- WHAT IS BEING ASKED
The entries below should be quoted exactly, with no pictures carried over.

------------

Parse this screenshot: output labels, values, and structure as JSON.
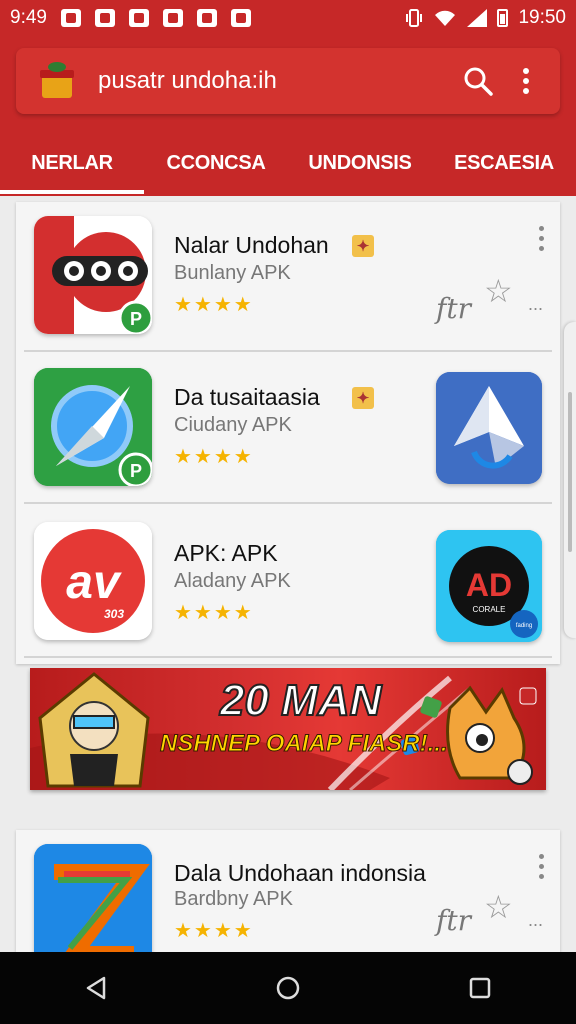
{
  "status_bar": {
    "time_left": "9:49",
    "time_right": "19:50"
  },
  "search": {
    "query": "pusatr undoha:ih"
  },
  "tabs": [
    {
      "label": "NERLAR",
      "active": true
    },
    {
      "label": "CCONCSA",
      "active": false
    },
    {
      "label": "UNDONSIS",
      "active": false
    },
    {
      "label": "ESCAESIA",
      "active": false
    }
  ],
  "apps": [
    {
      "title": "Nalar Undohan",
      "subtitle": "Bunlany APK",
      "stars": "★★★★",
      "signature": "ftr",
      "ellipsis": "..."
    },
    {
      "title": "Da tusaitaasia",
      "subtitle": "Ciudany APK",
      "stars": "★★★★"
    },
    {
      "title": "APK: APK",
      "subtitle": "Aladany APK",
      "stars": "★★★★",
      "icon_text": "av",
      "icon_subtext": "303",
      "side_icon_text": "AD",
      "side_icon_sub": "CORALE",
      "side_badge": "fading"
    },
    {
      "title": "Dala Undohaan indonsia",
      "subtitle": "Bardbny APK",
      "stars": "★★★★",
      "signature": "ftr",
      "ellipsis": "..."
    }
  ],
  "banner": {
    "line1": "20 MAN",
    "line2": "NSHNEP OAIAP FIASR!..."
  },
  "colors": {
    "brand_red": "#c62828",
    "star_gold": "#f5b301",
    "nav_black": "#050505"
  }
}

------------

- TASK OUTPUT
Parse this screenshot: output labels, values, and structure as JSON.
{
  "status_bar": {
    "time_left": "9:49",
    "time_right": "19:50"
  },
  "search": {
    "query": "pusatr undoha:ih"
  },
  "tabs": [
    {
      "label": "NERLAR",
      "active": true
    },
    {
      "label": "CCONCSA",
      "active": false
    },
    {
      "label": "UNDONSIS",
      "active": false
    },
    {
      "label": "ESCAESIA",
      "active": false
    }
  ],
  "apps": [
    {
      "title": "Nalar Undohan",
      "subtitle": "Bunlany APK",
      "stars": "★★★★",
      "signature": "ftr",
      "ellipsis": "..."
    },
    {
      "title": "Da tusaitaasia",
      "subtitle": "Ciudany APK",
      "stars": "★★★★"
    },
    {
      "title": "APK: APK",
      "subtitle": "Aladany APK",
      "stars": "★★★★",
      "icon_text": "av",
      "icon_subtext": "303",
      "side_icon_text": "AD",
      "side_icon_sub": "CORALE",
      "side_badge": "fading"
    },
    {
      "title": "Dala Undohaan indonsia",
      "subtitle": "Bardbny APK",
      "stars": "★★★★",
      "signature": "ftr",
      "ellipsis": "..."
    }
  ],
  "banner": {
    "line1": "20 MAN",
    "line2": "NSHNEP OAIAP FIASR!..."
  },
  "colors": {
    "brand_red": "#c62828",
    "star_gold": "#f5b301",
    "nav_black": "#050505"
  }
}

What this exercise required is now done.